The FBI alleges that a Kansas City man was involved in a fledgling plot to bomb the New York Stock Exchange. The case came up as an example of effective the government surveillance programs have been at foiling some 50 terrorist plots.
The Kansas City man is named Khalid Ouazzani. He sold his used auto parts store on Truman Road to raise money for al Qaida. He also laundered money and committed bank fraud, and ultimately came up with $23,000 for the organization. He pleaded guilty to all that in Kansas City in May of 2010.
Then, in testimony before the House Intelligence Committee Tuesday, the deputy director of the FBI, Sean Joyce said the government surveillance had tied Ouazzani to a plan to bomb the NYSE. Jeff Lanza, a retired FBI special agent, in a phone interview, said the bomb plot must have been in the very early stages.

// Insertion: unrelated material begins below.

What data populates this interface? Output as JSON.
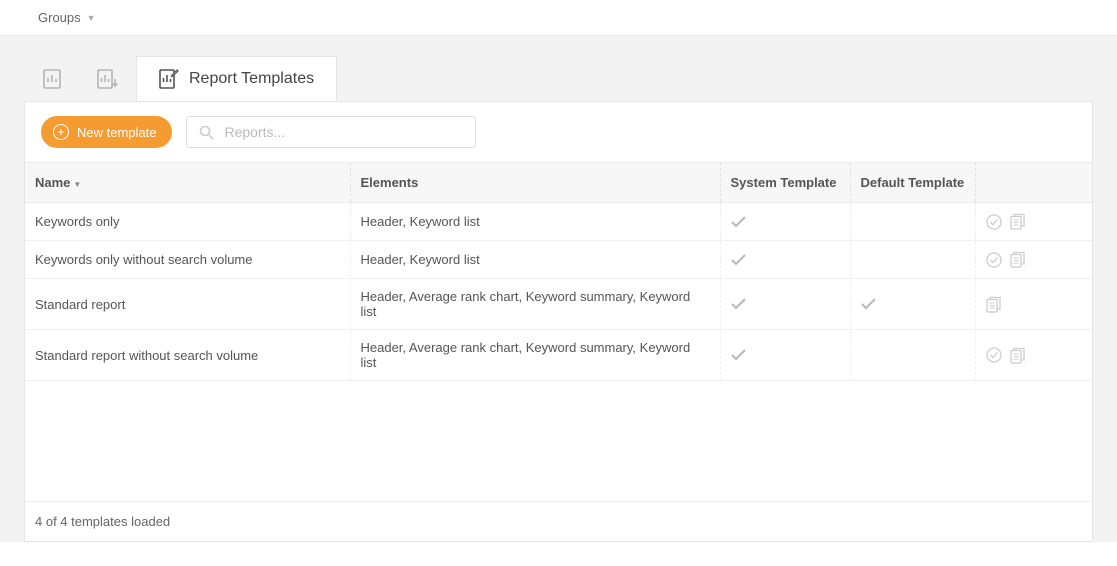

“Sounds to me like it didn’t go far enough to result in any charges being filed, because I can guarantee you, if there was anything chargeable here, the government would have charged him,” said Lanza.
Ouazzani has cooperated with the government in the bombing case, which is being handled in the New York. Lanza said that the plot must have been in the very early stages, because if the government had solid evidence that Ouazzani was working to help set a bomb off on Wall Street, they’d have charged him with it.

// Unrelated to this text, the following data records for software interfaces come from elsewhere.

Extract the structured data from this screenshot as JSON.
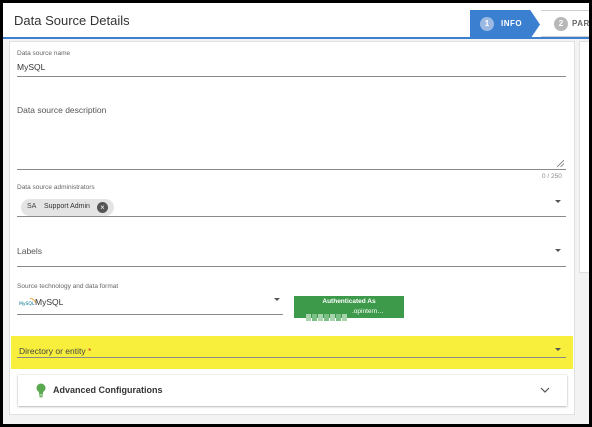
{
  "header": {
    "title": "Data Source Details",
    "steps": [
      {
        "number": "1",
        "label": "INFO",
        "active": true
      },
      {
        "number": "2",
        "label": "PARS",
        "active": false
      }
    ]
  },
  "form": {
    "name": {
      "label": "Data source name",
      "value": "MySQL"
    },
    "description": {
      "label": "Data source description",
      "counter": "0 / 250"
    },
    "administrators": {
      "label": "Data source administrators",
      "chip": {
        "avatar": "SA",
        "label": "Support Admin"
      }
    },
    "labels": {
      "label": "Labels"
    },
    "technology": {
      "label": "Source technology and data format",
      "logo_text": "MySQL",
      "value": "MySQL",
      "auth_title": "Authenticated As",
      "auth_user_suffix": ".opintern…"
    },
    "directory": {
      "label": "Directory or entity",
      "required_marker": "*",
      "highlighted": true
    },
    "advanced": {
      "label": "Advanced Configurations"
    }
  },
  "colors": {
    "accent": "#3b7fd1",
    "auth_button": "#3d9a4a",
    "highlight": "#f8ee3c",
    "bulb": "#5aa84f"
  },
  "icons": [
    "close-icon",
    "caret-down-icon",
    "resize-grip-icon",
    "mysql-logo",
    "lightbulb-icon",
    "chevron-down-icon"
  ]
}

“I’m sure no one would stand up before congress and raise their right hand, and say we got this based on this surveillance program, unless they really believed it,” said Lanza. “If this is their best example though, it may not be the strongest one.”

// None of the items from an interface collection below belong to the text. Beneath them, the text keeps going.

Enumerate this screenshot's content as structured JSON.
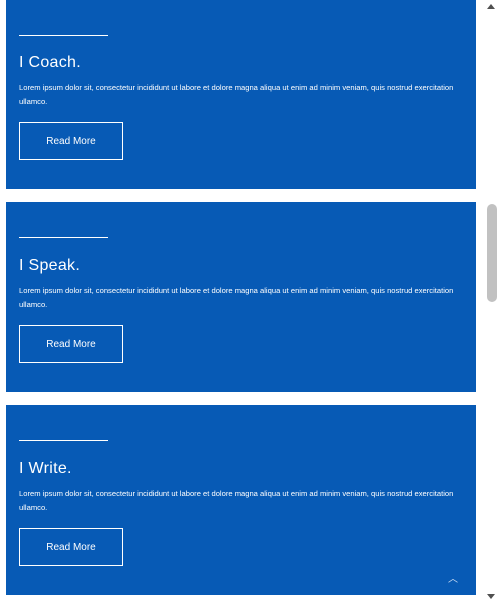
{
  "cards": [
    {
      "title": "I Coach.",
      "description": "Lorem ipsum dolor sit, consectetur incididunt ut labore et dolore magna aliqua ut enim ad minim veniam, quis nostrud exercitation ullamco.",
      "button": "Read More"
    },
    {
      "title": "I Speak.",
      "description": "Lorem ipsum dolor sit, consectetur incididunt ut labore et dolore magna aliqua ut enim ad minim veniam, quis nostrud exercitation ullamco.",
      "button": "Read More"
    },
    {
      "title": "I Write.",
      "description": "Lorem ipsum dolor sit, consectetur incididunt ut labore et dolore magna aliqua ut enim ad minim veniam, quis nostrud exercitation ullamco.",
      "button": "Read More"
    }
  ],
  "colors": {
    "card_background": "#075ab5",
    "text": "#ffffff"
  },
  "icons": {
    "back_to_top": "chevron-up-icon"
  }
}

Lanza says the government may be sharing classified information about other disrupted plots with lawmakers. Ouazzani faces sentencing for providing material support to a terrorist organization in Kansas City next month.